Nvidia made a splash at this year’s CES with the unveiling of its Tegra K1 ARM chip, which included a 64-bit version slated for release later this year. At the Hot Chips conference today, Nvidia released more details about the upcoming chip, which is codenamed Project Denver.
Project Denver is Nvidia’s first custom-designed CPU, and it’s being touted as the first 64-bit ARM processor for Android. The system will pair two Denver CPUs with speeds up to 2.5 GHz with its existing 192-core Kepler architecture. According to Nvidia, the dual-core design provides “significantly higher performance” than rival four- and eight-core mobile processors.
F**k it, we'll do it live!
Our biggest ever edition of TNW Conference is fast approaching! Join 10,000 tech leaders this May in Amsterdam.

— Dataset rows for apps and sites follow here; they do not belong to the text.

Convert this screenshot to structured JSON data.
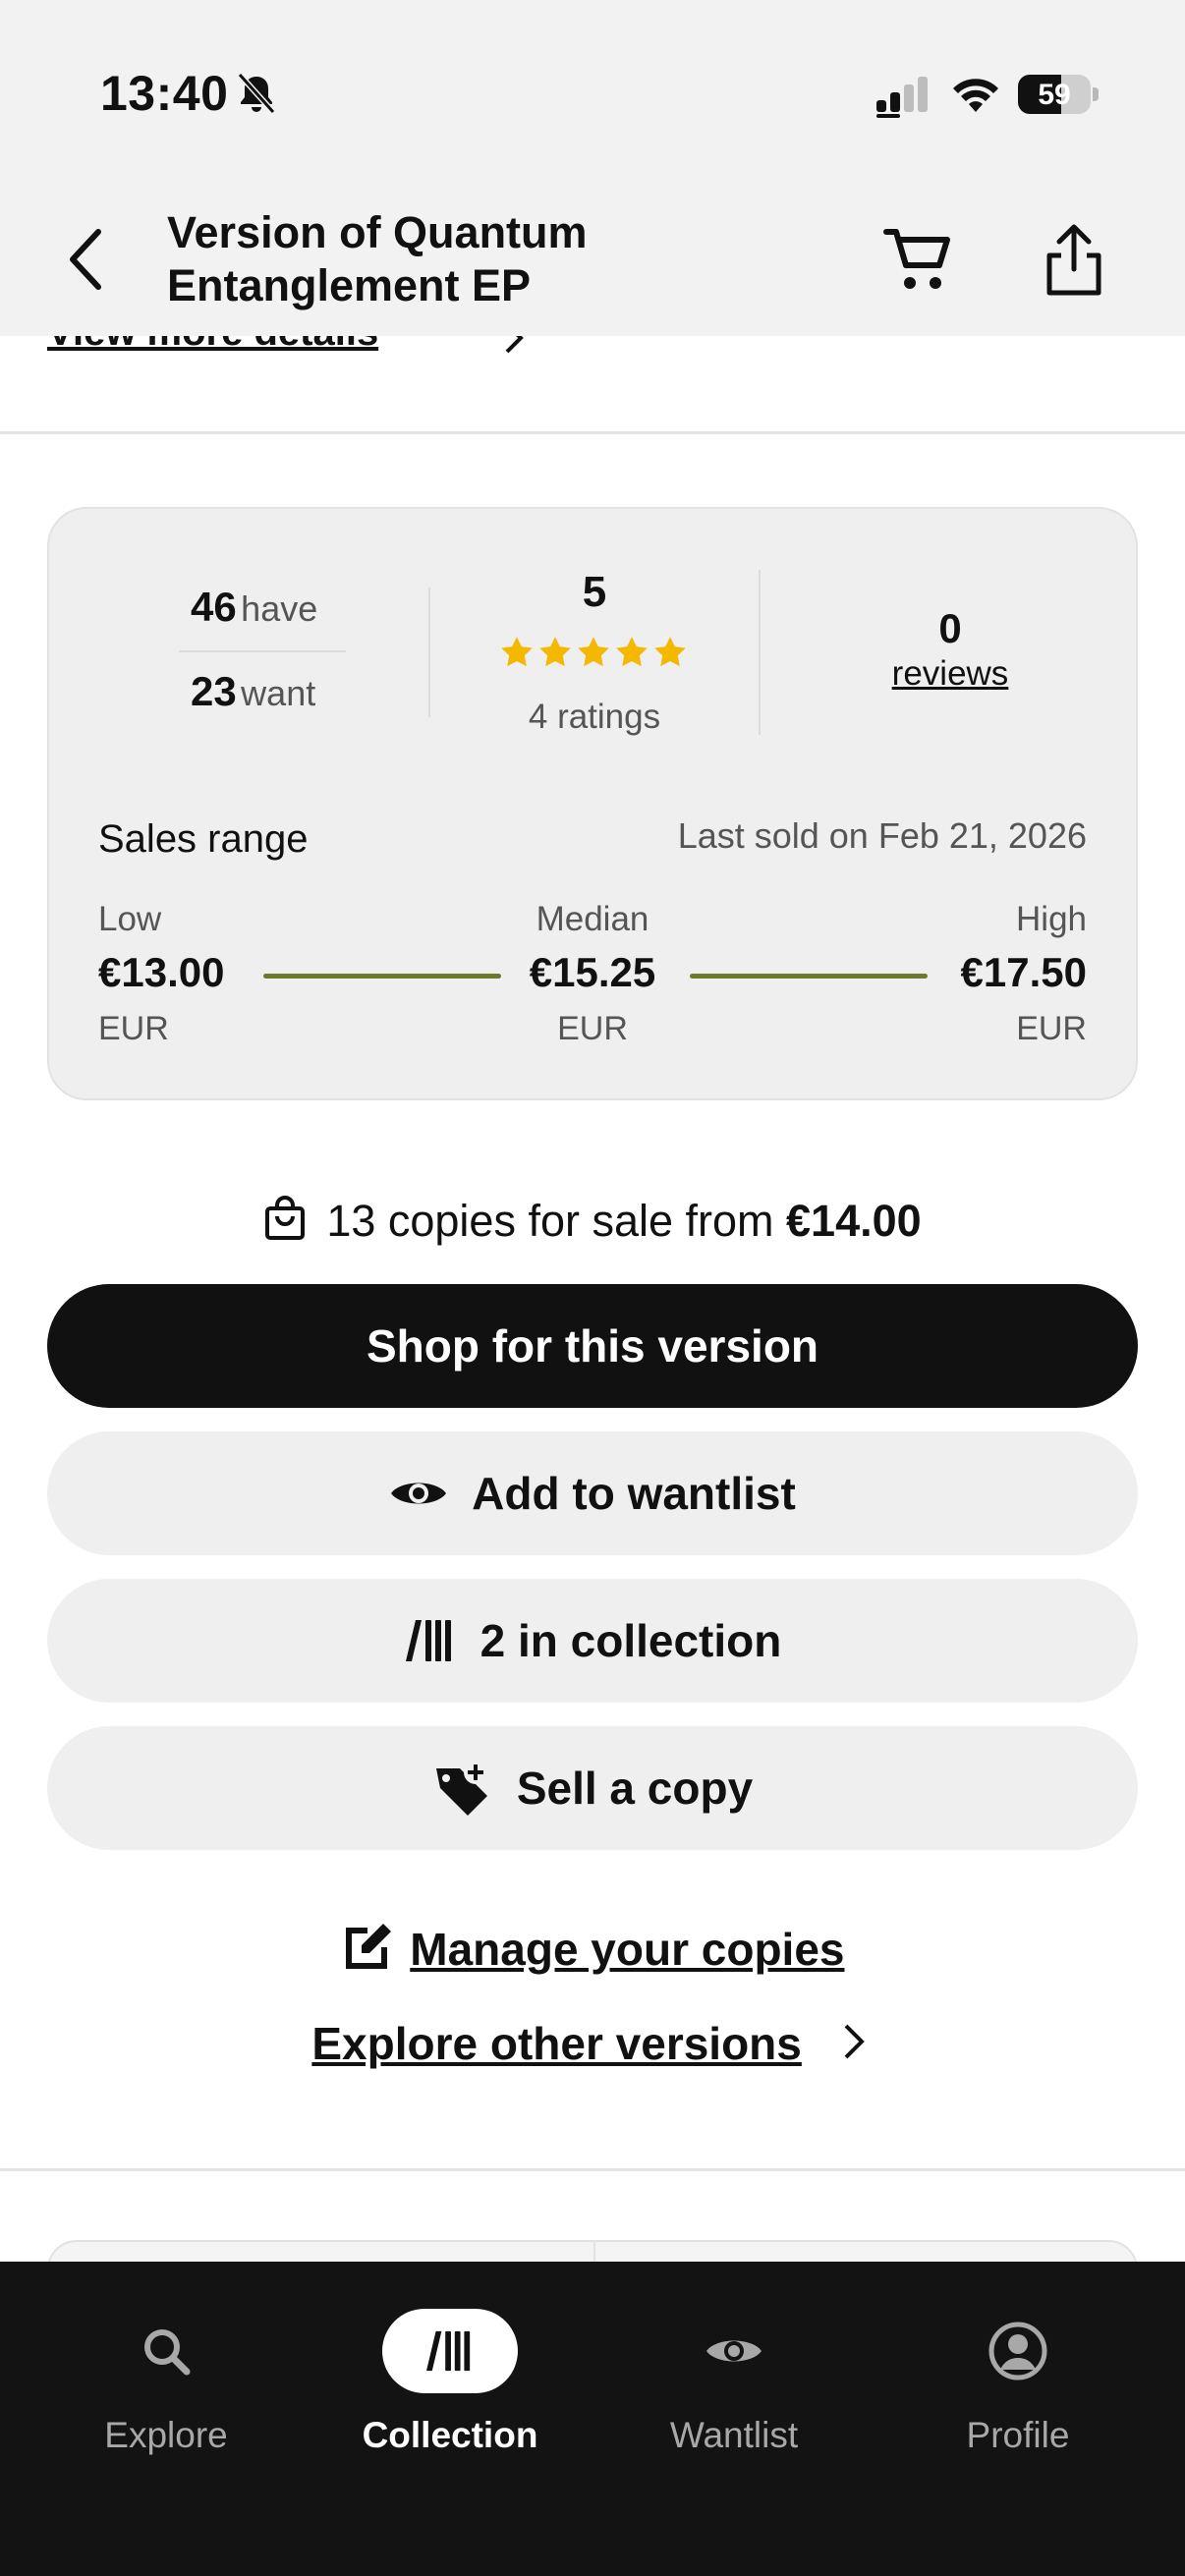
{
  "status_bar": {
    "time": "13:40",
    "battery": "59",
    "battery_level": 0.59
  },
  "header": {
    "title": "Version of Quantum Entanglement EP"
  },
  "view_more_details": "View more details",
  "stats": {
    "have_count": "46",
    "have_label": "have",
    "want_count": "23",
    "want_label": "want",
    "rating": "5",
    "stars": 5,
    "ratings_count": "4 ratings",
    "reviews_count": "0",
    "reviews_label": "reviews"
  },
  "sales_range": {
    "title": "Sales range",
    "last_sold": "Last sold on Feb 21, 2026",
    "low_label": "Low",
    "low": "€13.00",
    "median_label": "Median",
    "median": "€15.25",
    "high_label": "High",
    "high": "€17.50",
    "currency": "EUR",
    "line_color": "#6b7a2b"
  },
  "for_sale": {
    "text": "13 copies for sale from ",
    "price": "€14.00"
  },
  "actions": {
    "shop": "Shop for this version",
    "wantlist": "Add to wantlist",
    "collection": "2 in collection",
    "sell": "Sell a copy"
  },
  "links": {
    "manage": "Manage your copies",
    "explore_versions": "Explore other versions"
  },
  "bottom_nav": [
    {
      "label": "Explore",
      "icon": "search-icon",
      "active": false
    },
    {
      "label": "Collection",
      "icon": "collection-icon",
      "active": true
    },
    {
      "label": "Wantlist",
      "icon": "eye-icon",
      "active": false
    },
    {
      "label": "Profile",
      "icon": "profile-icon",
      "active": false
    }
  ],
  "colors": {
    "primary": "#111111",
    "star": "#f5b800",
    "nav_bg": "#131313"
  }
}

The chip also includes: “7-way superscalar microarchitecture (up to 7 concurrent micro-ops can be executed per clock), a 128KB 4-way L1 instruction cache, a 64KB 4-way L1 data cache, and a 2MB 16-way L2 cache.” For the deeper technical workings of the chip, you can check out this report from Tirias Research.

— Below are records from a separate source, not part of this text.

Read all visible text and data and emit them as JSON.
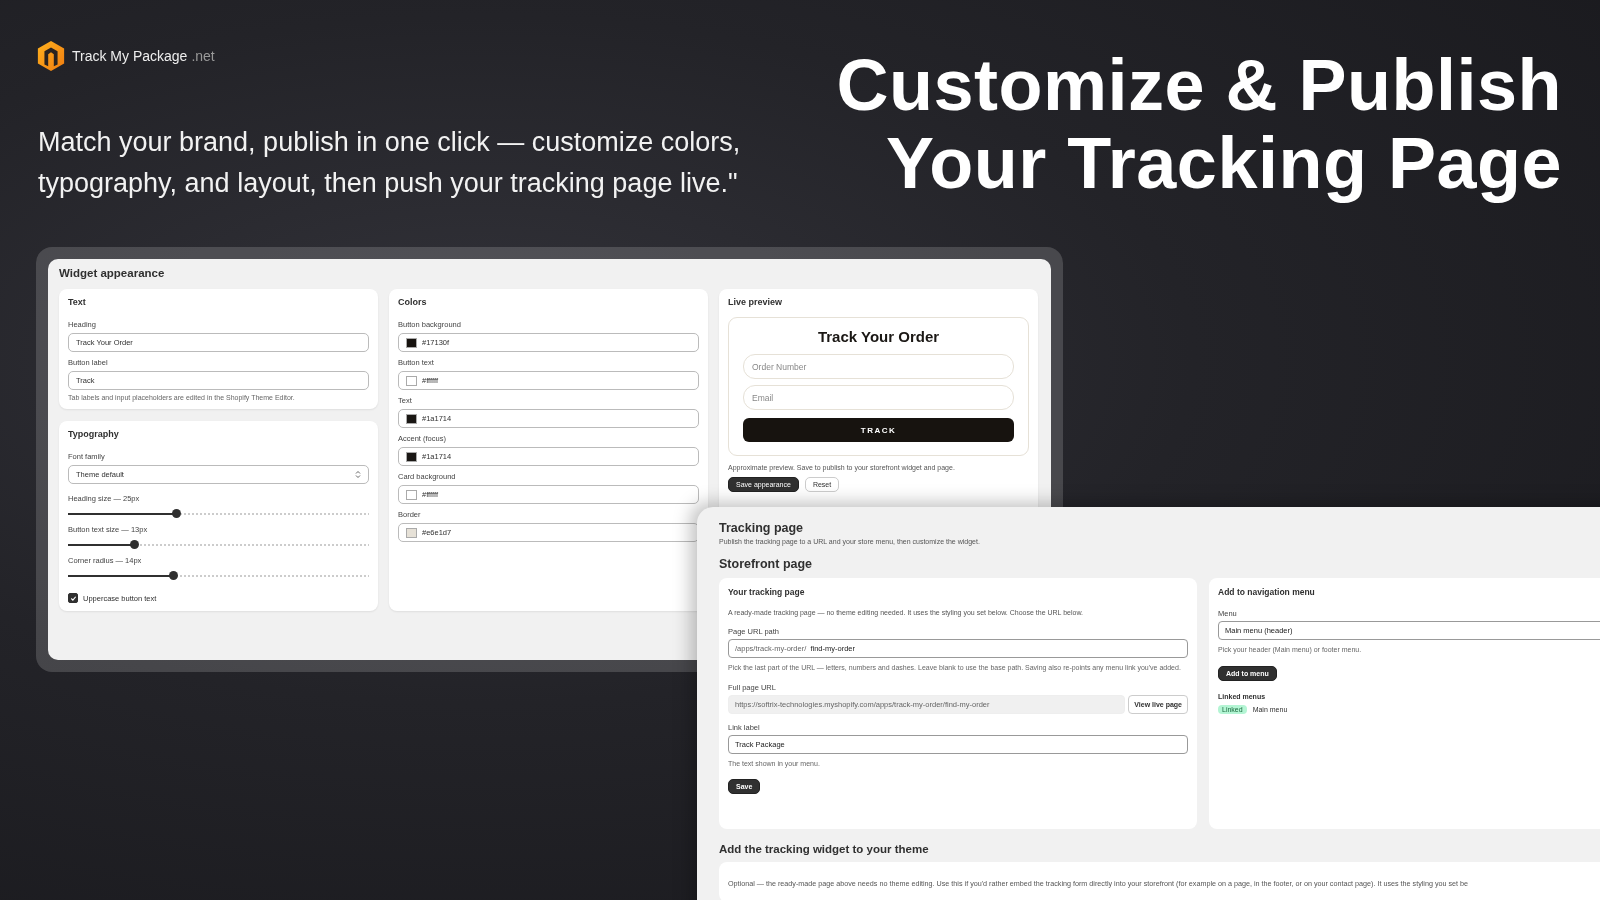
{
  "brand": {
    "name": "Track My Package",
    "suffix": ".net"
  },
  "headline": [
    "Customize & Publish",
    "Your Tracking Page"
  ],
  "subtitle_lines": [
    "Match your brand, publish in one click — customize colors,",
    "typography, and layout, then push your tracking page live.\""
  ],
  "widget": {
    "title": "Widget appearance",
    "text_card": {
      "title": "Text",
      "fields": [
        {
          "label": "Heading",
          "value": "Track Your Order"
        },
        {
          "label": "Button label",
          "value": "Track"
        }
      ],
      "hint": "Tab labels and input placeholders are edited in the Shopify Theme Editor."
    },
    "typography": {
      "title": "Typography",
      "font_family": {
        "label": "Font family",
        "value": "Theme default"
      },
      "sliders": [
        {
          "label": "Heading size — 25px",
          "level": 0.36
        },
        {
          "label": "Button text size — 13px",
          "level": 0.22
        },
        {
          "label": "Corner radius — 14px",
          "level": 0.35
        }
      ],
      "checkbox": {
        "label": "Uppercase button text",
        "checked": true
      }
    },
    "colors": {
      "title": "Colors",
      "items": [
        {
          "label": "Button background",
          "value": "#17130f",
          "color": "#17130f"
        },
        {
          "label": "Button text",
          "value": "#ffffff",
          "color": "#ffffff"
        },
        {
          "label": "Text",
          "value": "#1a1714",
          "color": "#1a1714"
        },
        {
          "label": "Accent (focus)",
          "value": "#1a1714",
          "color": "#1a1714"
        },
        {
          "label": "Card background",
          "value": "#ffffff",
          "color": "#ffffff"
        },
        {
          "label": "Border",
          "value": "#e6e1d7",
          "color": "#e6e1d7"
        }
      ]
    },
    "preview": {
      "title": "Live preview",
      "heading": "Track Your Order",
      "fields": [
        {
          "placeholder": "Order Number"
        },
        {
          "placeholder": "Email"
        }
      ],
      "button": "TRACK",
      "note": "Approximate preview. Save to publish to your storefront widget and page.",
      "buttons": [
        {
          "label": "Save appearance",
          "kind": "primary"
        },
        {
          "label": "Reset",
          "kind": "secondary"
        }
      ]
    }
  },
  "tracking": {
    "title": "Tracking page",
    "subtitle": "Publish the tracking page to a URL and your store menu, then customize the widget.",
    "section_title": "Storefront page",
    "page_card": {
      "title": "Your tracking page",
      "description": "A ready-made tracking page — no theme editing needed. It uses the styling you set below. Choose the URL below.",
      "url_path": {
        "label": "Page URL path",
        "prefix": "/apps/track-my-order/",
        "value": "find-my-order"
      },
      "url_hint": "Pick the last part of the URL — letters, numbers and dashes. Leave blank to use the base path. Saving also re-points any menu link you've added.",
      "full_url": {
        "label": "Full page URL",
        "value": "https://softrix-technologies.myshopify.com/apps/track-my-order/find-my-order",
        "button": "View live page"
      },
      "link_label": {
        "label": "Link label",
        "value": "Track Package",
        "hint": "The text shown in your menu."
      },
      "save": "Save"
    },
    "nav_card": {
      "title": "Add to navigation menu",
      "menu": {
        "label": "Menu",
        "value": "Main menu (header)",
        "hint": "Pick your header (Main menu) or footer menu."
      },
      "button": "Add to menu",
      "linked": {
        "title": "Linked menus",
        "items": [
          {
            "badge": "Linked",
            "name": "Main menu"
          }
        ]
      }
    },
    "widget_section": {
      "title": "Add the tracking widget to your theme",
      "text": "Optional — the ready-made page above needs no theme editing. Use this if you'd rather embed the tracking form directly into your storefront (for example on a page, in the footer, or on your contact page). It uses the styling you set be"
    }
  }
}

Nvidia also confirmed that it is working on Android L support for the 64-bit chip. You can expect the first devices packing the new chip to arrive before the end of the year.
If it lives up to expectations, Project Denver will bring desktop level performance to mobile devices while still maintaining power efficiency. We’re trying not to get too hyped up about this, but today’s teaser suggests we’ll have some serious power in our hands thsi fall.